[STUDY MATERIAL — start]
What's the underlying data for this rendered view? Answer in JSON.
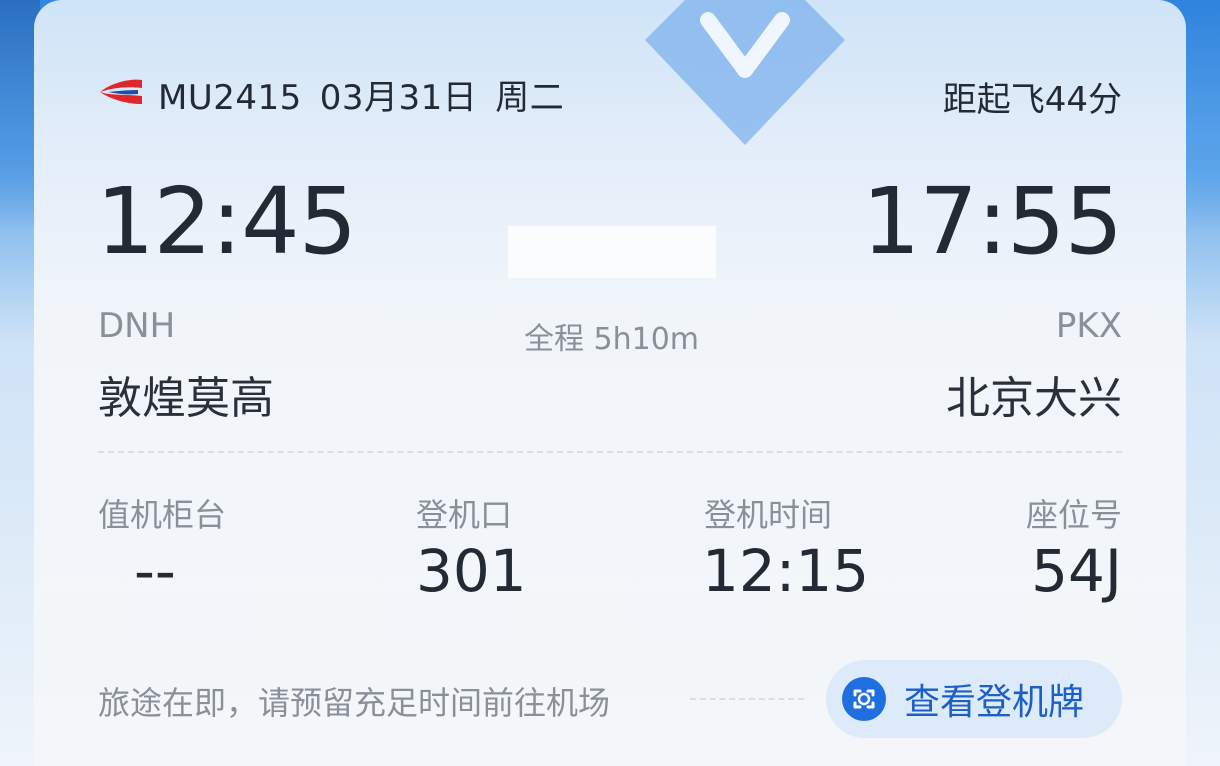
{
  "header": {
    "flight_number": "MU2415",
    "date": "03月31日",
    "weekday": "周二",
    "countdown": "距起飞44分"
  },
  "departure": {
    "time": "12:45",
    "code": "DNH",
    "city": "敦煌莫高"
  },
  "arrival": {
    "time": "17:55",
    "code": "PKX",
    "city": "北京大兴"
  },
  "duration": "全程 5h10m",
  "details": [
    {
      "label": "值机柜台",
      "value": "--"
    },
    {
      "label": "登机口",
      "value": "301"
    },
    {
      "label": "登机时间",
      "value": "12:15"
    },
    {
      "label": "座位号",
      "value": "54J"
    }
  ],
  "footer": {
    "tip": "旅途在即，请预留充足时间前往机场",
    "boarding_pass_button": "查看登机牌"
  },
  "colors": {
    "airline_red": "#e0252b",
    "airline_blue": "#1b4ea8",
    "button_text": "#1c5fc6",
    "button_bg": "#dceaf9"
  },
  "icons": {
    "airline": "china-eastern-logo",
    "boarding_pass": "scan-icon"
  }
}
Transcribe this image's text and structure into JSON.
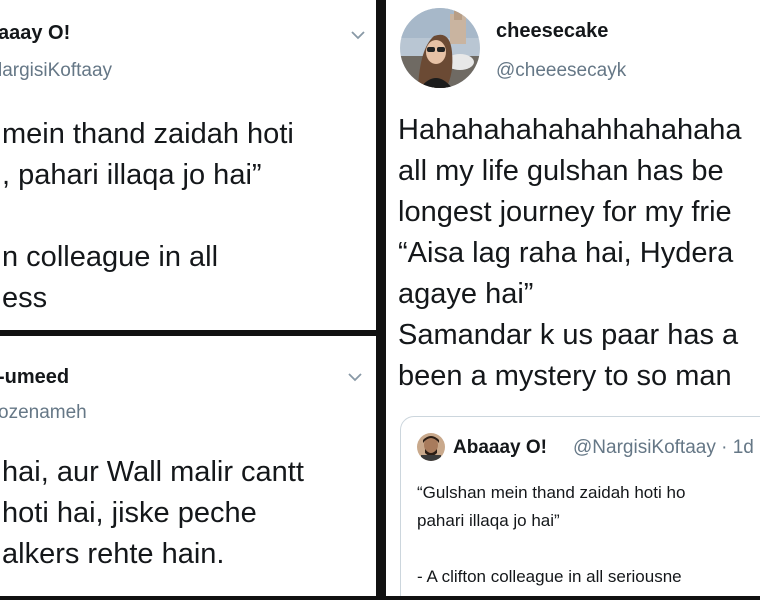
{
  "tweet_top_left": {
    "name": "aaay O!",
    "handle": "largisiKoftaay",
    "lines": [
      "mein thand zaidah hoti",
      ", pahari illaqa jo hai”",
      "",
      "n colleague in all",
      "ess"
    ]
  },
  "tweet_bottom_left": {
    "name": "-umeed",
    "handle": "ozenameh",
    "lines": [
      "hai, aur Wall malir cantt",
      "hoti hai, jiske peche",
      "alkers rehte hain."
    ]
  },
  "tweet_right": {
    "name": "cheesecake",
    "handle": "@cheeesecayk",
    "lines": [
      "Hahahahahahahhahahaha",
      "all my life gulshan has be",
      "longest journey for my frie",
      "“Aisa lag raha hai, Hydera",
      "agaye hai”",
      "Samandar k us paar has a",
      "been a mystery to so man"
    ],
    "quoted": {
      "name": "Abaaay O!",
      "handle_time": "@NargisiKoftaay · 1d",
      "lines": [
        "“Gulshan mein thand zaidah hoti ho",
        "pahari illaqa jo hai”",
        "",
        "- A clifton colleague in all seriousne"
      ]
    }
  },
  "colors": {
    "text": "#14171a",
    "handle": "#657786",
    "border": "#ccd6dd",
    "divider": "#111111"
  },
  "icons": {
    "caret": "chevron-down-icon"
  }
}
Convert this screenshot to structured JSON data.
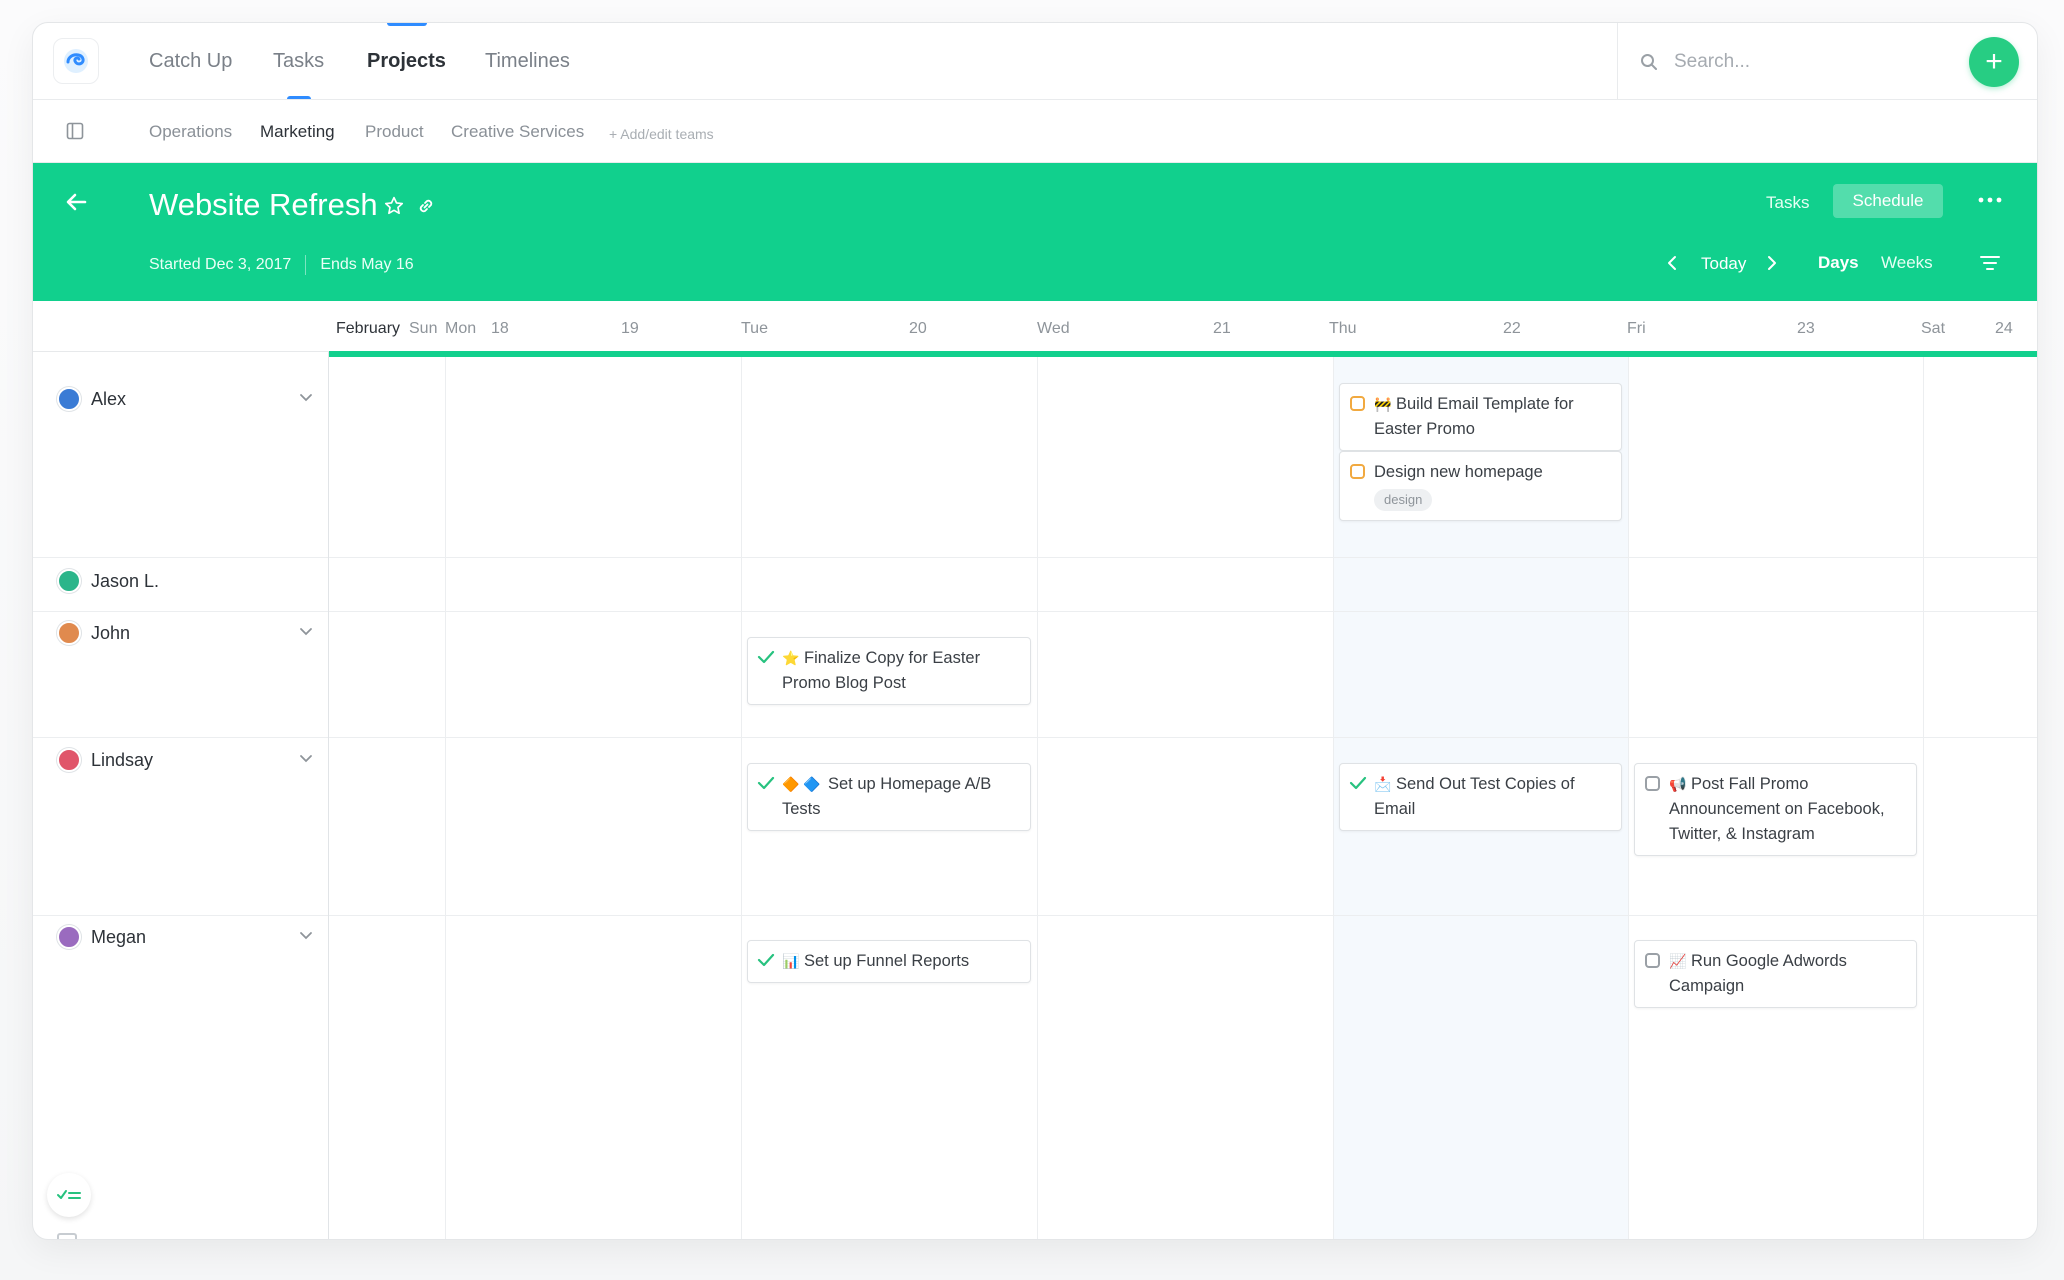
{
  "nav": {
    "items": [
      "Catch Up",
      "Tasks",
      "Projects",
      "Timelines"
    ],
    "active": "Projects"
  },
  "search": {
    "placeholder": "Search..."
  },
  "add_button": "+",
  "teams": {
    "items": [
      "Operations",
      "Marketing",
      "Product",
      "Creative Services"
    ],
    "active": "Marketing",
    "add_label": "+ Add/edit teams"
  },
  "project": {
    "title": "Website Refresh",
    "started": "Started Dec 3, 2017",
    "ends": "Ends May 16",
    "view_tasks": "Tasks",
    "view_schedule": "Schedule",
    "today": "Today",
    "days": "Days",
    "weeks": "Weeks"
  },
  "calendar": {
    "month": "February",
    "headers": [
      "Sun",
      "Mon",
      "18",
      "19",
      "Tue",
      "20",
      "Wed",
      "21",
      "Thu",
      "22",
      "Fri",
      "23",
      "Sat",
      "24"
    ]
  },
  "people": [
    {
      "name": "Alex",
      "avatar_color": "#3a7bd5"
    },
    {
      "name": "Jason L.",
      "avatar_color": "#2bb58a"
    },
    {
      "name": "John",
      "avatar_color": "#e08a4e"
    },
    {
      "name": "Lindsay",
      "avatar_color": "#e0556a"
    },
    {
      "name": "Megan",
      "avatar_color": "#9a6bbf"
    }
  ],
  "tasks": {
    "alex_1": {
      "title": "Build Email Template for Easter Promo",
      "emoji": "🚧",
      "status": "open"
    },
    "alex_2": {
      "title": "Design new homepage",
      "tag": "design",
      "status": "open"
    },
    "john_1": {
      "title": "Finalize Copy for Easter Promo Blog Post",
      "emoji": "⭐",
      "status": "done"
    },
    "lindsay_1": {
      "title": "Set up Homepage A/B Tests",
      "emoji": "🔶 🔷",
      "status": "done"
    },
    "lindsay_2": {
      "title": "Send Out Test Copies of Email",
      "emoji": "📩",
      "status": "done"
    },
    "lindsay_3": {
      "title": "Post Fall Promo Announcement on Facebook, Twitter, & Instagram",
      "emoji": "📢",
      "status": "todo"
    },
    "megan_1": {
      "title": "Set up Funnel Reports",
      "emoji": "📊",
      "status": "done"
    },
    "megan_2": {
      "title": "Run Google Adwords Campaign",
      "emoji": "📈",
      "status": "todo"
    }
  },
  "colors": {
    "brand_green": "#11d08d",
    "accent_blue": "#2f8cff",
    "add_green": "#27cd83"
  }
}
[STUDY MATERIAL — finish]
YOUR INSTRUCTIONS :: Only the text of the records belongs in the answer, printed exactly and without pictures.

ANSWER SPACE ::
What's the underlying data for this rendered view? Answer in JSON.
{
  "header": {
    "flight_number": "MU2415",
    "date": "03月31日",
    "weekday": "周二",
    "countdown": "距起飞44分"
  },
  "departure": {
    "time": "12:45",
    "code": "DNH",
    "city": "敦煌莫高"
  },
  "arrival": {
    "time": "17:55",
    "code": "PKX",
    "city": "北京大兴"
  },
  "duration": "全程 5h10m",
  "details": [
    {
      "label": "值机柜台",
      "value": "--"
    },
    {
      "label": "登机口",
      "value": "301"
    },
    {
      "label": "登机时间",
      "value": "12:15"
    },
    {
      "label": "座位号",
      "value": "54J"
    }
  ],
  "footer": {
    "tip": "旅途在即，请预留充足时间前往机场",
    "boarding_pass_button": "查看登机牌"
  },
  "colors": {
    "airline_red": "#e0252b",
    "airline_blue": "#1b4ea8",
    "button_text": "#1c5fc6",
    "button_bg": "#dceaf9"
  },
  "icons": {
    "airline": "china-eastern-logo",
    "boarding_pass": "scan-icon"
  }
}
Transcribe this image's text and structure into JSON.
{
  "tweet_top_left": {
    "name": "aaay O!",
    "handle": "largisiKoftaay",
    "lines": [
      "mein thand zaidah hoti",
      ", pahari illaqa jo hai”",
      "",
      "n colleague in all",
      "ess"
    ]
  },
  "tweet_bottom_left": {
    "name": "-umeed",
    "handle": "ozenameh",
    "lines": [
      "hai, aur Wall malir cantt",
      "hoti hai, jiske peche",
      "alkers rehte hain."
    ]
  },
  "tweet_right": {
    "name": "cheesecake",
    "handle": "@cheeesecayk",
    "lines": [
      "Hahahahahahahhahahaha",
      "all my life gulshan has be",
      "longest journey for my frie",
      "“Aisa lag raha hai, Hydera",
      "agaye hai”",
      "Samandar k us paar has a",
      "been a mystery to so man"
    ],
    "quoted": {
      "name": "Abaaay O!",
      "handle_time": "@NargisiKoftaay · 1d",
      "lines": [
        "“Gulshan mein thand zaidah hoti ho",
        "pahari illaqa jo hai”",
        "",
        "- A clifton colleague in all seriousne"
      ]
    }
  },
  "colors": {
    "text": "#14171a",
    "handle": "#657786",
    "border": "#ccd6dd",
    "divider": "#111111"
  },
  "icons": {
    "caret": "chevron-down-icon"
  }
}
Convert this screenshot to structured JSON data.
{
  "nav": {
    "items": [
      "Catch Up",
      "Tasks",
      "Projects",
      "Timelines"
    ],
    "active": "Projects"
  },
  "search": {
    "placeholder": "Search..."
  },
  "add_button": "+",
  "teams": {
    "items": [
      "Operations",
      "Marketing",
      "Product",
      "Creative Services"
    ],
    "active": "Marketing",
    "add_label": "+ Add/edit teams"
  },
  "project": {
    "title": "Website Refresh",
    "started": "Started Dec 3, 2017",
    "ends": "Ends May 16",
    "view_tasks": "Tasks",
    "view_schedule": "Schedule",
    "today": "Today",
    "days": "Days",
    "weeks": "Weeks"
  },
  "calendar": {
    "month": "February",
    "headers": [
      "Sun",
      "Mon",
      "18",
      "19",
      "Tue",
      "20",
      "Wed",
      "21",
      "Thu",
      "22",
      "Fri",
      "23",
      "Sat",
      "24"
    ]
  },
  "people": [
    {
      "name": "Alex",
      "avatar_color": "#3a7bd5"
    },
    {
      "name": "Jason L.",
      "avatar_color": "#2bb58a"
    },
    {
      "name": "John",
      "avatar_color": "#e08a4e"
    },
    {
      "name": "Lindsay",
      "avatar_color": "#e0556a"
    },
    {
      "name": "Megan",
      "avatar_color": "#9a6bbf"
    }
  ],
  "tasks": {
    "alex_1": {
      "title": "Build Email Template for Easter Promo",
      "emoji": "🚧",
      "status": "open"
    },
    "alex_2": {
      "title": "Design new homepage",
      "tag": "design",
      "status": "open"
    },
    "john_1": {
      "title": "Finalize Copy for Easter Promo Blog Post",
      "emoji": "⭐",
      "status": "done"
    },
    "lindsay_1": {
      "title": "Set up Homepage A/B Tests",
      "emoji": "🔶 🔷",
      "status": "done"
    },
    "lindsay_2": {
      "title": "Send Out Test Copies of Email",
      "emoji": "📩",
      "status": "done"
    },
    "lindsay_3": {
      "title": "Post Fall Promo Announcement on Facebook, Twitter, & Instagram",
      "emoji": "📢",
      "status": "todo"
    },
    "megan_1": {
      "title": "Set up Funnel Reports",
      "emoji": "📊",
      "status": "done"
    },
    "megan_2": {
      "title": "Run Google Adwords Campaign",
      "emoji": "📈",
      "status": "todo"
    }
  },
  "colors": {
    "brand_green": "#11d08d",
    "accent_blue": "#2f8cff",
    "add_green": "#27cd83"
  }
}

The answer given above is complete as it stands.